“Talent development and management is our top expenditure of time – finding, attracting and retaining talent. Competition for techs is huge. Nearby industries are offering $20 per hour more to come to work for them, and another nearby town is offering $35 per hour for general unskilled labor. Talent management and attracting and retaining is absolutely a priority. Most of the rest of the issues are just business — challenges in supply chain, weather and government that we can handle with the right team.” 

“Product quality with Case IH. The replacement workers [during the UAW strike] meant lower quality. Almost all of our Magnum units delivered this year had to get reworked.” 

“The diesel tech shortage, equipment availability, equipment pricing, decreasing net farm income and rising interest rates.” 

“1. Technician recruitment 2. The challenges around putting values on trade-ins 9 months out and anticipating where the market will be. We have a tremendous used turn, but that’s good until it isn’t. 3. Deere’s availability, which was previously a blessing for the dealer channel to hold margins. But if demand softens and Deere is catching up on product availability, there’ll be a big impact on margin as well as new and used equipment turn.” 

“Supply chain is #1, followed by the speed to market of new technology and new products. The product that is there tends not to be leading-edge. The OEMs need to spend and develop new products. Then it’s interest rates and exchange rates. We have succession challenges at all levels, and it’s difficult to attract new talent to the industry, especially in rural communities. Politics and the political climate is terrible.” 

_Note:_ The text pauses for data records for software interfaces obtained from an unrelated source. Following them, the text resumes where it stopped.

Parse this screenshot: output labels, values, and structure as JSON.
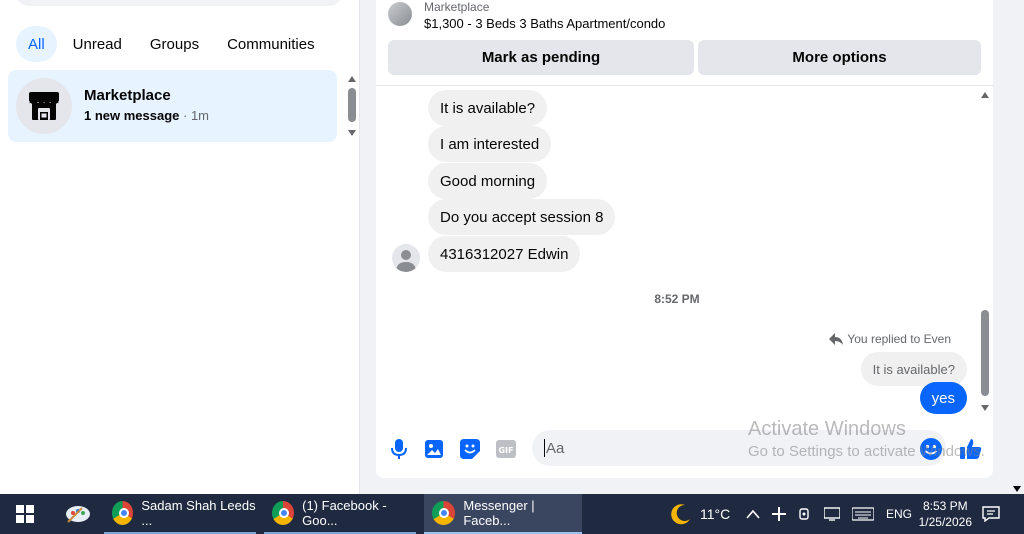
{
  "sidebar": {
    "filters": [
      "All",
      "Unread",
      "Groups",
      "Communities"
    ],
    "conversation": {
      "name": "Marketplace",
      "unread_text": "1 new message",
      "time": " · 1m"
    }
  },
  "chat": {
    "header": {
      "label": "Marketplace",
      "title": "$1,300 - 3 Beds 3 Baths Apartment/condo",
      "pending_button": "Mark as pending",
      "more_button": "More options"
    },
    "messages": [
      "It is available?",
      "I am interested",
      "Good morning",
      "Do you accept session 8",
      "4316312027 Edwin"
    ],
    "timestamp": "8:52 PM",
    "replied_text": "You replied to Even",
    "reply_quote": "It is available?",
    "my_message": "yes",
    "composer_placeholder": "Aa"
  },
  "watermark": {
    "line1": "Activate Windows",
    "line2": "Go to Settings to activate Windows."
  },
  "taskbar": {
    "apps": [
      "Sadam Shah Leeds ...",
      "(1) Facebook - Goo...",
      "Messenger | Faceb..."
    ],
    "temperature": "11°C",
    "language": "ENG",
    "time": "8:53 PM",
    "date": "1/25/2026"
  },
  "colors": {
    "accent": "#0866ff",
    "active_filter_bg": "#e7f3ff",
    "taskbar": "#1f2a40"
  }
}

“1. Managing inventory during the ongoing slowdown while also managing higher interest rates. 2. Hiring and retaining qualified technicians. 3. Meeting both customer needs and demands while also meeting desired work/life balance of today’s employee and current society expectations. 4. Preparing our sales and service staffs for the growing technology in today’s equipment and properly supporting our customers’ purchase desires and use of it. 5. Inflationary pressures continuing on products and parts despite consumer discretionary spending and net income getting pinched by multiple economic pressures.” 

“The concerns are the same as they’ve always been – used equipment. Inventory is creeping up again. We’ve had a good ag economy, and the last several years meant more farmers buying more new and used equipment. It works fine until the economics of farming hits a road bump, and then dealers are carrying more inventory and exposed to risk outside of their control.” 

“Finding staff, keeping staff and engaging staff are concerns 1-3. Then interest rates and the impact of a recession.” 

For more information, visit